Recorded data
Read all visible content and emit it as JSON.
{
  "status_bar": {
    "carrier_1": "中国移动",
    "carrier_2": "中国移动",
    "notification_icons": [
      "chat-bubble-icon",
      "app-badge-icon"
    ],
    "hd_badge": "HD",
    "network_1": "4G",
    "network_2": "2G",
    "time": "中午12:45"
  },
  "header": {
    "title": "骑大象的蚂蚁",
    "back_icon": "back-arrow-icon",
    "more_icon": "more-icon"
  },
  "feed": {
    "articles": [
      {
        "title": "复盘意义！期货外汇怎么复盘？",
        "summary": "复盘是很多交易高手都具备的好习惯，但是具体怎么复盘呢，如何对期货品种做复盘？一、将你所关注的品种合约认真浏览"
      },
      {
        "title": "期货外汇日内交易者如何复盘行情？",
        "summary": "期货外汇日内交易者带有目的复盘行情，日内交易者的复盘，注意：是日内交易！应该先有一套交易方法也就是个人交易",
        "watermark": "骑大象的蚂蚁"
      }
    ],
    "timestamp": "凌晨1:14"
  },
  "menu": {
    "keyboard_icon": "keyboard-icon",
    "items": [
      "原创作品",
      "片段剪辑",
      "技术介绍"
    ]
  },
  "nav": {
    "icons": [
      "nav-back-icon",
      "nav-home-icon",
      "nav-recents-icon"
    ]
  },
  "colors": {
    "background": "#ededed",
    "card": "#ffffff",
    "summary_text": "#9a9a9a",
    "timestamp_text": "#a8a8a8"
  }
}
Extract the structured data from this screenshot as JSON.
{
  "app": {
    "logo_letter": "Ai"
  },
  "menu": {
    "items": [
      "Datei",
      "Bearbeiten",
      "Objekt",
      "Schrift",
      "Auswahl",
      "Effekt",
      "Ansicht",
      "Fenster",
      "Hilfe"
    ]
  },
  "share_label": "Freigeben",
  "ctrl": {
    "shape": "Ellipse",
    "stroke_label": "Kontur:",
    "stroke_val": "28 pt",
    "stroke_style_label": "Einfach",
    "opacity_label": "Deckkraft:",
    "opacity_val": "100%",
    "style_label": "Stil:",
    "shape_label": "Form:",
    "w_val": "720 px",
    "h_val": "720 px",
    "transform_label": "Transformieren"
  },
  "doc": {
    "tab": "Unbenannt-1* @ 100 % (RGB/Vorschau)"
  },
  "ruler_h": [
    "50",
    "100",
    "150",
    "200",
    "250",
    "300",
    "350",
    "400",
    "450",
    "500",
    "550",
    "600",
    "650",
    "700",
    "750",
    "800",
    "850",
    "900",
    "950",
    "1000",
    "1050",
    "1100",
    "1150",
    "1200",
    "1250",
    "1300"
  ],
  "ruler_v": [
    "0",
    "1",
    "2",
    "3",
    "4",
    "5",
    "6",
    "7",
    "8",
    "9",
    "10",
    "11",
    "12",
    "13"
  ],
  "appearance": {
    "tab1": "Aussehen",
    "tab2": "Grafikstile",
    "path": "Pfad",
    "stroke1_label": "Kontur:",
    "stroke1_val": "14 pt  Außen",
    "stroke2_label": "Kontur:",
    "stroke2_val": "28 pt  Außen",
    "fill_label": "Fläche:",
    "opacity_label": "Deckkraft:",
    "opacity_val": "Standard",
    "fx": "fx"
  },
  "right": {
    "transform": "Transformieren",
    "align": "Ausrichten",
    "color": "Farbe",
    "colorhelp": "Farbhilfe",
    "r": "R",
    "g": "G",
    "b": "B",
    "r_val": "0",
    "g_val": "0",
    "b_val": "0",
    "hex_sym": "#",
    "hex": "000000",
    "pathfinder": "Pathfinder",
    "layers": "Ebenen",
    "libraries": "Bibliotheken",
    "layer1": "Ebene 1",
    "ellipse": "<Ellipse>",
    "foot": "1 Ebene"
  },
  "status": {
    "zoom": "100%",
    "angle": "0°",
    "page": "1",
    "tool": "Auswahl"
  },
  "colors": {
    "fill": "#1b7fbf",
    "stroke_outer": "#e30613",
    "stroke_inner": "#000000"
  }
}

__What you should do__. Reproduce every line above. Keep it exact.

__Task solution__.
Read all visible content and emit it as JSON.
{
  "status_bar": {
    "carrier_1": "中国移动",
    "carrier_2": "中国移动",
    "notification_icons": [
      "chat-bubble-icon",
      "app-badge-icon"
    ],
    "hd_badge": "HD",
    "network_1": "4G",
    "network_2": "2G",
    "time": "中午12:45"
  },
  "header": {
    "title": "骑大象的蚂蚁",
    "back_icon": "back-arrow-icon",
    "more_icon": "more-icon"
  },
  "feed": {
    "articles": [
      {
        "title": "复盘意义！期货外汇怎么复盘？",
        "summary": "复盘是很多交易高手都具备的好习惯，但是具体怎么复盘呢，如何对期货品种做复盘？一、将你所关注的品种合约认真浏览"
      },
      {
        "title": "期货外汇日内交易者如何复盘行情？",
        "summary": "期货外汇日内交易者带有目的复盘行情，日内交易者的复盘，注意：是日内交易！应该先有一套交易方法也就是个人交易",
        "watermark": "骑大象的蚂蚁"
      }
    ],
    "timestamp": "凌晨1:14"
  },
  "menu": {
    "keyboard_icon": "keyboard-icon",
    "items": [
      "原创作品",
      "片段剪辑",
      "技术介绍"
    ]
  },
  "nav": {
    "icons": [
      "nav-back-icon",
      "nav-home-icon",
      "nav-recents-icon"
    ]
  },
  "colors": {
    "background": "#ededed",
    "card": "#ffffff",
    "summary_text": "#9a9a9a",
    "timestamp_text": "#a8a8a8"
  }
}
Extract the structured data from this screenshot as JSON.
{
  "app": {
    "logo_letter": "Ai"
  },
  "menu": {
    "items": [
      "Datei",
      "Bearbeiten",
      "Objekt",
      "Schrift",
      "Auswahl",
      "Effekt",
      "Ansicht",
      "Fenster",
      "Hilfe"
    ]
  },
  "share_label": "Freigeben",
  "ctrl": {
    "shape": "Ellipse",
    "stroke_label": "Kontur:",
    "stroke_val": "28 pt",
    "stroke_style_label": "Einfach",
    "opacity_label": "Deckkraft:",
    "opacity_val": "100%",
    "style_label": "Stil:",
    "shape_label": "Form:",
    "w_val": "720 px",
    "h_val": "720 px",
    "transform_label": "Transformieren"
  },
  "doc": {
    "tab": "Unbenannt-1* @ 100 % (RGB/Vorschau)"
  },
  "ruler_h": [
    "50",
    "100",
    "150",
    "200",
    "250",
    "300",
    "350",
    "400",
    "450",
    "500",
    "550",
    "600",
    "650",
    "700",
    "750",
    "800",
    "850",
    "900",
    "950",
    "1000",
    "1050",
    "1100",
    "1150",
    "1200",
    "1250",
    "1300"
  ],
  "ruler_v": [
    "0",
    "1",
    "2",
    "3",
    "4",
    "5",
    "6",
    "7",
    "8",
    "9",
    "10",
    "11",
    "12",
    "13"
  ],
  "appearance": {
    "tab1": "Aussehen",
    "tab2": "Grafikstile",
    "path": "Pfad",
    "stroke1_label": "Kontur:",
    "stroke1_val": "14 pt  Außen",
    "stroke2_label": "Kontur:",
    "stroke2_val": "28 pt  Außen",
    "fill_label": "Fläche:",
    "opacity_label": "Deckkraft:",
    "opacity_val": "Standard",
    "fx": "fx"
  },
  "right": {
    "transform": "Transformieren",
    "align": "Ausrichten",
    "color": "Farbe",
    "colorhelp": "Farbhilfe",
    "r": "R",
    "g": "G",
    "b": "B",
    "r_val": "0",
    "g_val": "0",
    "b_val": "0",
    "hex_sym": "#",
    "hex": "000000",
    "pathfinder": "Pathfinder",
    "layers": "Ebenen",
    "libraries": "Bibliotheken",
    "layer1": "Ebene 1",
    "ellipse": "<Ellipse>",
    "foot": "1 Ebene"
  },
  "status": {
    "zoom": "100%",
    "angle": "0°",
    "page": "1",
    "tool": "Auswahl"
  },
  "colors": {
    "fill": "#1b7fbf",
    "stroke_outer": "#e30613",
    "stroke_inner": "#000000"
  }
}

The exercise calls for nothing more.